Of course, parents aren't the only ones that have a hard time concentrating. Kids, teenagers, and even babies don't focus well in certain environments. According to the International Communication Association and a report from WebMD, babies and kids ages eight months to eight years who are exposed to large amounts of background TV are at a disadvantage. Their mental tasks are often interrupted by the background sights and sounds, and this, in turn, can lead to language and academic problems.
As I wrote last week, teenagers who allow social technology like Facebook and texting to interrupt them during study time are likely to get lower grades than those who don't. Checking Facebook even just one time per fifteen minutes will likely result in lower grades. (See Facebook: Friend or Foe? by the American Psychological Association.)
Even kids' sleep can be interrupted. Blue lights from computers, TVs, wireless modems, and other gadgets can interfere with sleep (WebMD.com). TV can disturb preschoolers' sleep, depending on the timing and nature of the television program (CNN.com). And being "overwired" in general, through excessive use of video games, cell phones, and Internet use, can cause a child to lose a good night's sleep (Minneapolis Star Tribune).

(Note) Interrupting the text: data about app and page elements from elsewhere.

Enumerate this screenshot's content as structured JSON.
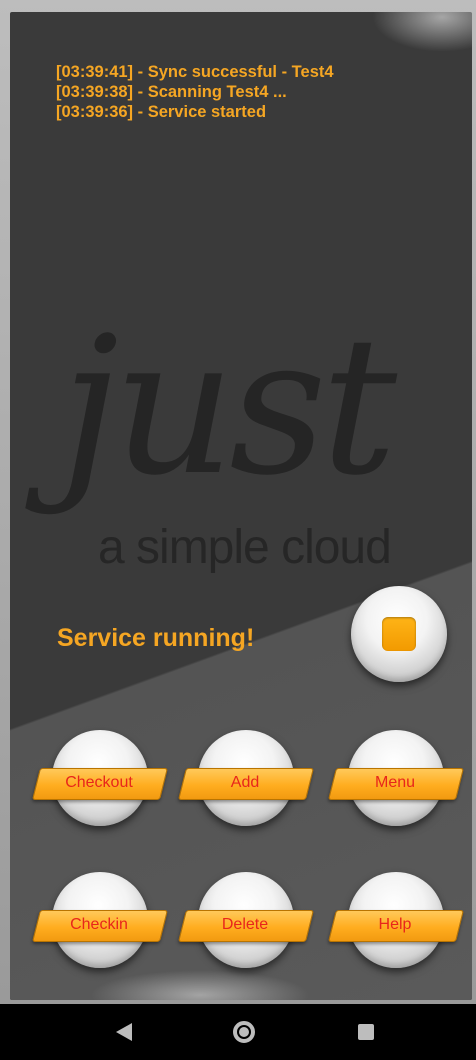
{
  "log": [
    "[03:39:41] - Sync successful - Test4",
    "[03:39:38] - Scanning Test4 ...",
    "[03:39:36] - Service started"
  ],
  "watermark": {
    "script": "just",
    "caption": "a simple cloud"
  },
  "status": {
    "text": "Service running!"
  },
  "stop_button": {
    "icon": "stop-icon"
  },
  "actions": {
    "row1": [
      "Checkout",
      "Add",
      "Menu"
    ],
    "row2": [
      "Checkin",
      "Delete",
      "Help"
    ]
  },
  "navbar": {
    "icons": [
      "back-icon",
      "home-icon",
      "recent-apps-icon"
    ]
  },
  "colors": {
    "accent": "#f5a623",
    "button_label": "#e8261b",
    "background": "#3a3a3a"
  }
}
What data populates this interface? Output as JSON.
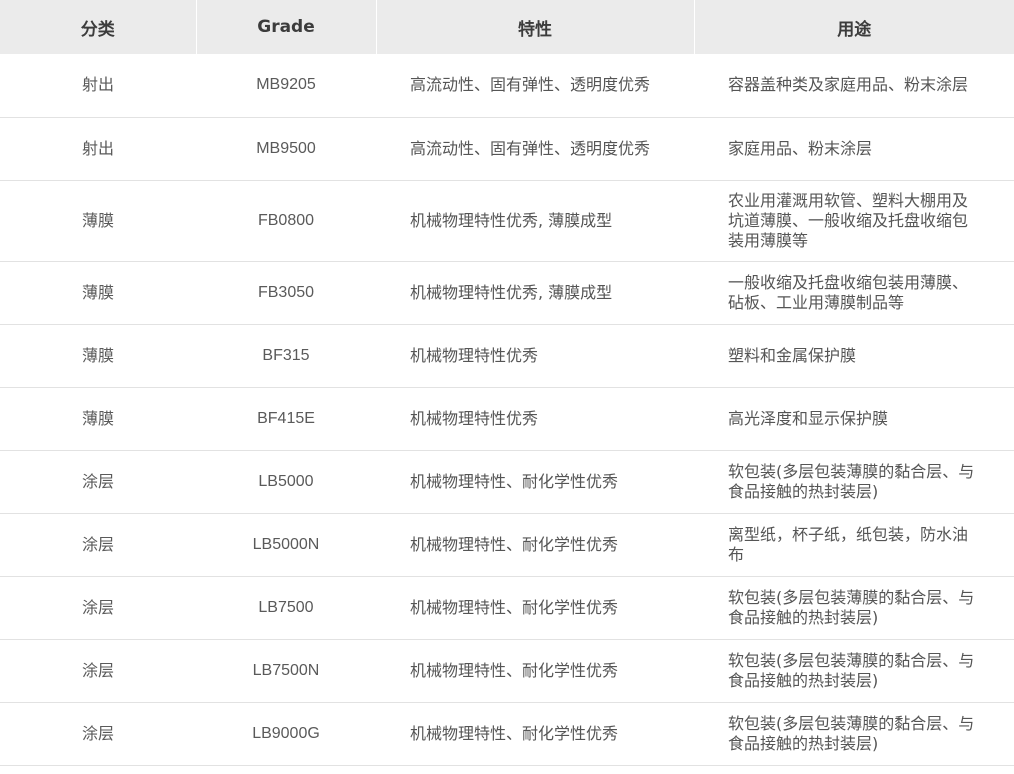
{
  "headers": [
    "分类",
    "Grade",
    "特性",
    "用途"
  ],
  "rows": [
    {
      "category": "射出",
      "grade": "MB9205",
      "property": "高流动性、固有弹性、透明度优秀",
      "use": "容器盖种类及家庭用品、粉末涂层"
    },
    {
      "category": "射出",
      "grade": "MB9500",
      "property": "高流动性、固有弹性、透明度优秀",
      "use": "家庭用品、粉末涂层"
    },
    {
      "category": "薄膜",
      "grade": "FB0800",
      "property": "机械物理特性优秀, 薄膜成型",
      "use": "农业用灌溉用软管、塑料大棚用及坑道薄膜、一般收缩及托盘收缩包装用薄膜等"
    },
    {
      "category": "薄膜",
      "grade": "FB3050",
      "property": "机械物理特性优秀, 薄膜成型",
      "use": "一般收缩及托盘收缩包装用薄膜、砧板、工业用薄膜制品等"
    },
    {
      "category": "薄膜",
      "grade": "BF315",
      "property": "机械物理特性优秀",
      "use": "塑料和金属保护膜"
    },
    {
      "category": "薄膜",
      "grade": "BF415E",
      "property": "机械物理特性优秀",
      "use": "高光泽度和显示保护膜"
    },
    {
      "category": "涂层",
      "grade": "LB5000",
      "property": "机械物理特性、耐化学性优秀",
      "use": "软包装(多层包装薄膜的黏合层、与食品接触的热封装层)"
    },
    {
      "category": "涂层",
      "grade": "LB5000N",
      "property": "机械物理特性、耐化学性优秀",
      "use": "离型纸，杯子纸，纸包装，防水油布"
    },
    {
      "category": "涂层",
      "grade": "LB7500",
      "property": "机械物理特性、耐化学性优秀",
      "use": "软包装(多层包装薄膜的黏合层、与食品接触的热封装层)"
    },
    {
      "category": "涂层",
      "grade": "LB7500N",
      "property": "机械物理特性、耐化学性优秀",
      "use": "软包装(多层包装薄膜的黏合层、与食品接触的热封装层)"
    },
    {
      "category": "涂层",
      "grade": "LB9000G",
      "property": "机械物理特性、耐化学性优秀",
      "use": "软包装(多层包装薄膜的黏合层、与食品接触的热封装层)"
    }
  ]
}
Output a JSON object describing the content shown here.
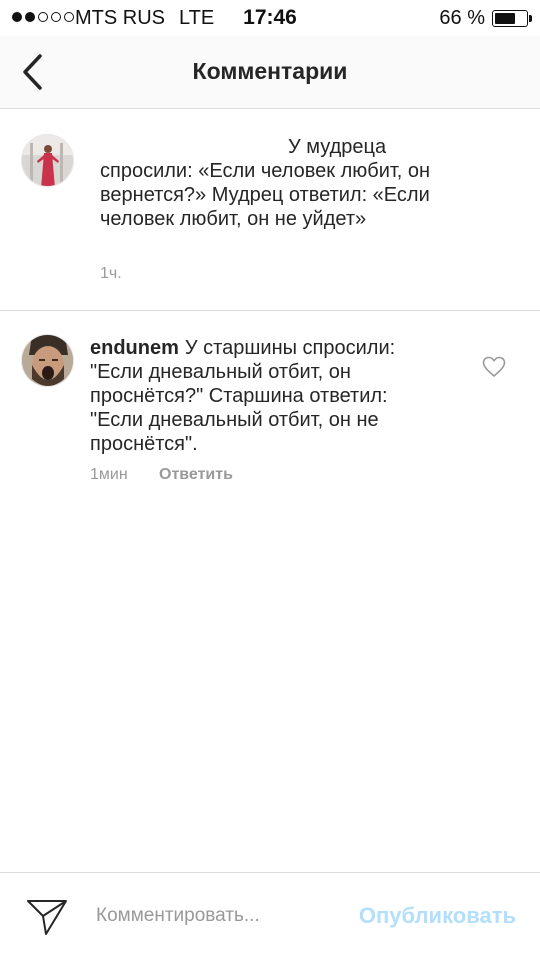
{
  "status_bar": {
    "carrier": "MTS RUS",
    "network": "LTE",
    "time": "17:46",
    "battery_percent": "66 %",
    "battery_level": 0.66,
    "signal_bars_filled": 2,
    "signal_bars_total": 5
  },
  "header": {
    "title": "Комментарии",
    "back_icon": "chevron-left-icon"
  },
  "caption": {
    "text": "У мудреца спросили: «Если человек любит, он вернется?» Мудрец ответил: «Если человек любит, он не уйдет»",
    "time": "1ч."
  },
  "comments": [
    {
      "username": "endunem",
      "text": "У старшины спросили: \"Если дневальный отбит, он проснётся?\" Старшина ответил: \"Если дневальный отбит, он не проснётся\".",
      "time": "1мин",
      "reply_label": "Ответить",
      "like_icon": "heart-outline-icon"
    }
  ],
  "composer": {
    "placeholder": "Комментировать...",
    "publish_label": "Опубликовать",
    "send_icon": "paper-plane-icon"
  },
  "colors": {
    "text": "#262626",
    "secondary_text": "#999999",
    "divider": "#dbdbdb",
    "publish_disabled": "#b2dffc"
  }
}
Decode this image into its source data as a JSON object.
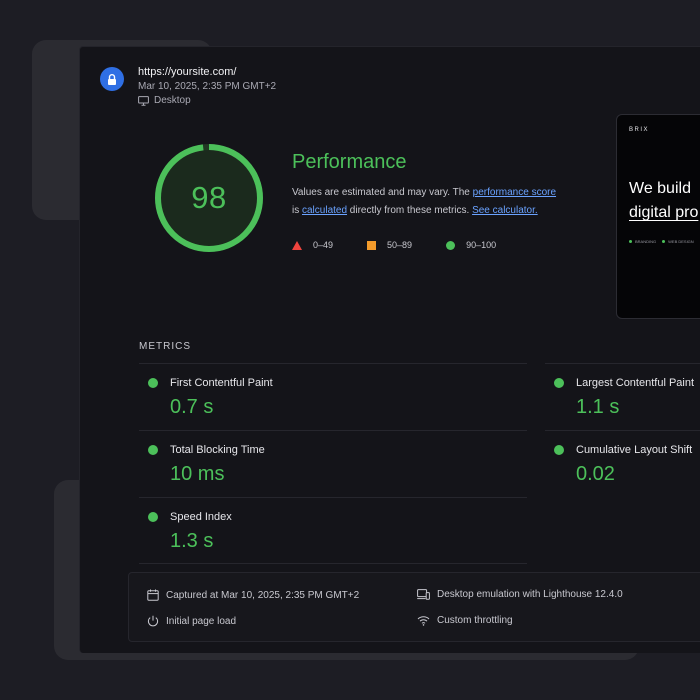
{
  "header": {
    "url": "https://yoursite.com/",
    "date": "Mar 10, 2025, 2:35 PM GMT+2",
    "device": "Desktop"
  },
  "performance": {
    "score": "98",
    "score_value": 98,
    "title": "Performance",
    "desc_prefix": "Values are estimated and may vary. The ",
    "link_score": "performance score",
    "desc_is": " is ",
    "link_calculated": "calculated",
    "desc_mid": " directly from these metrics. ",
    "link_calculator": "See calculator.",
    "legend": [
      {
        "shape": "triangle",
        "label": "0–49",
        "color": "#f0443e"
      },
      {
        "shape": "square",
        "label": "50–89",
        "color": "#f39b2b"
      },
      {
        "shape": "circle",
        "label": "90–100",
        "color": "#4cc05a"
      }
    ],
    "color": "#4cc05a"
  },
  "thumbnail": {
    "brand": "BRIX",
    "headline_line1": "We build",
    "headline_line2": "digital pro",
    "tags": [
      "BRANDING",
      "WEB DESIGN"
    ]
  },
  "metrics": {
    "title": "METRICS",
    "items": [
      {
        "name": "First Contentful Paint",
        "value": "0.7 s"
      },
      {
        "name": "Largest Contentful Paint",
        "value": "1.1 s"
      },
      {
        "name": "Total Blocking Time",
        "value": "10 ms"
      },
      {
        "name": "Cumulative Layout Shift",
        "value": "0.02"
      },
      {
        "name": "Speed Index",
        "value": "1.3 s"
      }
    ]
  },
  "footer": {
    "captured": "Captured at Mar 10, 2025, 2:35 PM GMT+2",
    "emulation": "Desktop emulation with Lighthouse 12.4.0",
    "load": "Initial page load",
    "throttling": "Custom throttling"
  }
}
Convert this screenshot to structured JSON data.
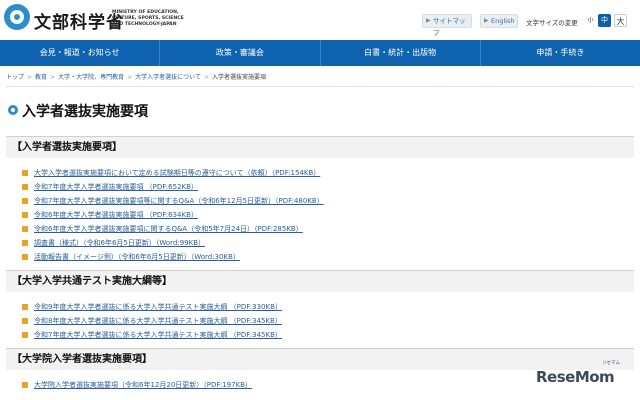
{
  "header": {
    "logo_text": "文部科学省",
    "logo_en": "MINISTRY OF EDUCATION, CULTURE, SPORTS, SCIENCE AND TECHNOLOGY-JAPAN",
    "sitemap_label": "サイトマップ",
    "english_label": "English",
    "fontsize_label": "文字サイズの変更",
    "fontsize_small": "小",
    "fontsize_mid": "中",
    "fontsize_large": "大"
  },
  "nav": {
    "items": [
      {
        "label": "会見・報道・お知らせ"
      },
      {
        "label": "政策・審議会"
      },
      {
        "label": "白書・統計・出版物"
      },
      {
        "label": "申請・手続き"
      }
    ]
  },
  "breadcrumb": {
    "items": [
      "トップ",
      "教育",
      "大学・大学院、専門教育",
      "大学入学者選抜について",
      "入学者選抜実施要項"
    ]
  },
  "page": {
    "title": "入学者選抜実施要項"
  },
  "sections": [
    {
      "heading": "【入学者選抜実施要項】",
      "links": [
        "大学入学者選抜実施要項において定める試験期日等の遵守について（依頼）（PDF:154KB）",
        "令和7年度大学入学者選抜実施要項 （PDF:652KB）",
        "令和7年度大学入学者選抜実施要項等に関するQ&A（令和6年12月5日更新）（PDF:480KB）",
        "令和6年度大学入学者選抜実施要項 （PDF:634KB）",
        "令和6年度大学入学者選抜実施要項に関するQ&A（令和5年7月24日）（PDF:285KB）",
        "調査書（様式）（令和6年6月5日更新）（Word:99KB）",
        "活動報告書（イメージ例）（令和6年6月5日更新）（Word:30KB）"
      ]
    },
    {
      "heading": "【大学入学共通テスト実施大綱等】",
      "links": [
        "令和9年度大学入学者選抜に係る大学入学共通テスト実施大綱 （PDF:330KB）",
        "令和8年度大学入学者選抜に係る大学入学共通テスト実施大綱 （PDF:345KB）",
        "令和7年度大学入学者選抜に係る大学入学共通テスト実施大綱 （PDF:345KB）"
      ]
    },
    {
      "heading": "【大学院入学者選抜実施要項】",
      "links": [
        "大学院入学者選抜実施要項（令和6年12月20日更新）（PDF:197KB）"
      ]
    }
  ],
  "watermark": {
    "text": "ReseMom",
    "small": "リセマム"
  }
}
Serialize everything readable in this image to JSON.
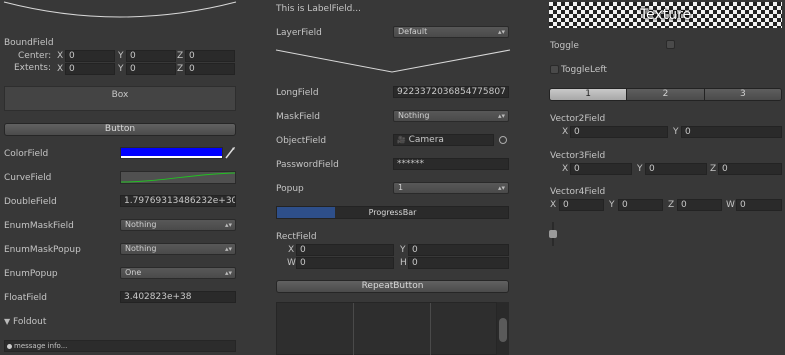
{
  "left": {
    "bound_field": {
      "title": "BoundField",
      "center_label": "Center:",
      "extents_label": "Extents:",
      "center": {
        "x": "0",
        "y": "0",
        "z": "0"
      },
      "extents": {
        "x": "0",
        "y": "0",
        "z": "0"
      }
    },
    "box_label": "Box",
    "button_label": "Button",
    "color_field_label": "ColorField",
    "color_value": "#0000ff",
    "curve_field_label": "CurveField",
    "double_field_label": "DoubleField",
    "double_value": "1.79769313486232e+308",
    "enum_mask_field_label": "EnumMaskField",
    "enum_mask_field_value": "Nothing",
    "enum_mask_popup_label": "EnumMaskPopup",
    "enum_mask_popup_value": "Nothing",
    "enum_popup_label": "EnumPopup",
    "enum_popup_value": "One",
    "float_field_label": "FloatField",
    "float_value": "3.402823e+38",
    "foldout_label": "Foldout",
    "message_text": "message info..."
  },
  "middle": {
    "label_field": "This is LabelField...",
    "layer_field_label": "LayerField",
    "layer_value": "Default",
    "long_field_label": "LongField",
    "long_value": "9223372036854775807",
    "mask_field_label": "MaskField",
    "mask_value": "Nothing",
    "object_field_label": "ObjectField",
    "object_value": "Camera",
    "password_field_label": "PasswordField",
    "password_value": "******",
    "popup_label": "Popup",
    "popup_value": "1",
    "progress_label": "ProgressBar",
    "progress_fraction": 0.25,
    "rect_field": {
      "title": "RectField",
      "x": "0",
      "y": "0",
      "w": "0",
      "h": "0"
    },
    "repeat_button_label": "RepeatButton"
  },
  "right": {
    "texture_label": "Texture",
    "toggle_label": "Toggle",
    "toggle_left_label": "ToggleLeft",
    "toolbar": [
      "1",
      "2",
      "3"
    ],
    "toolbar_selected": 0,
    "vector2": {
      "title": "Vector2Field",
      "x": "0",
      "y": "0"
    },
    "vector3": {
      "title": "Vector3Field",
      "x": "0",
      "y": "0",
      "z": "0"
    },
    "vector4": {
      "title": "Vector4Field",
      "x": "0",
      "y": "0",
      "z": "0",
      "w": "0"
    }
  },
  "axis_labels": {
    "x": "X",
    "y": "Y",
    "z": "Z",
    "w": "W",
    "h": "H"
  }
}
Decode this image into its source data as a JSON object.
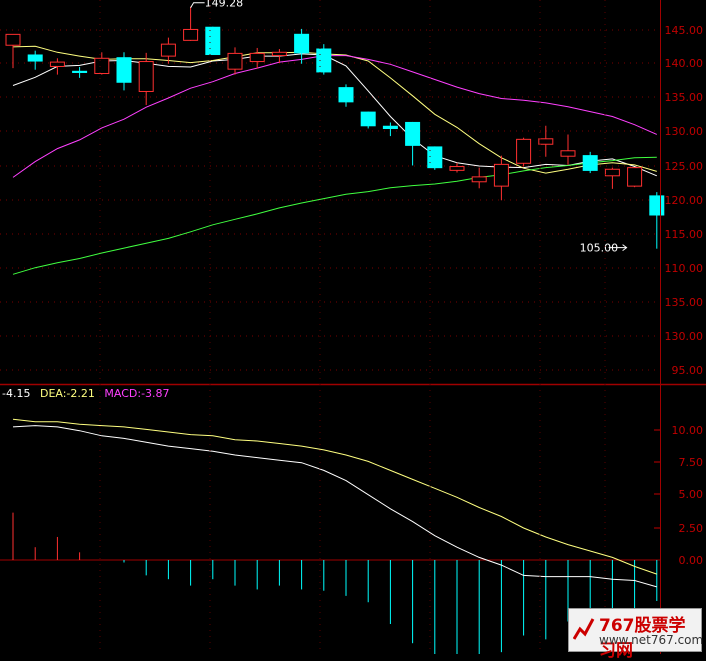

There are many unanswered questions about how our use of technology interrupts our thought processes and tasks. Psychologists and other social scientists are constantly looking for answers. Regardless of what they discover, managing our family's screen time, background TV, and other distractions can be something very worthwhile to focus on.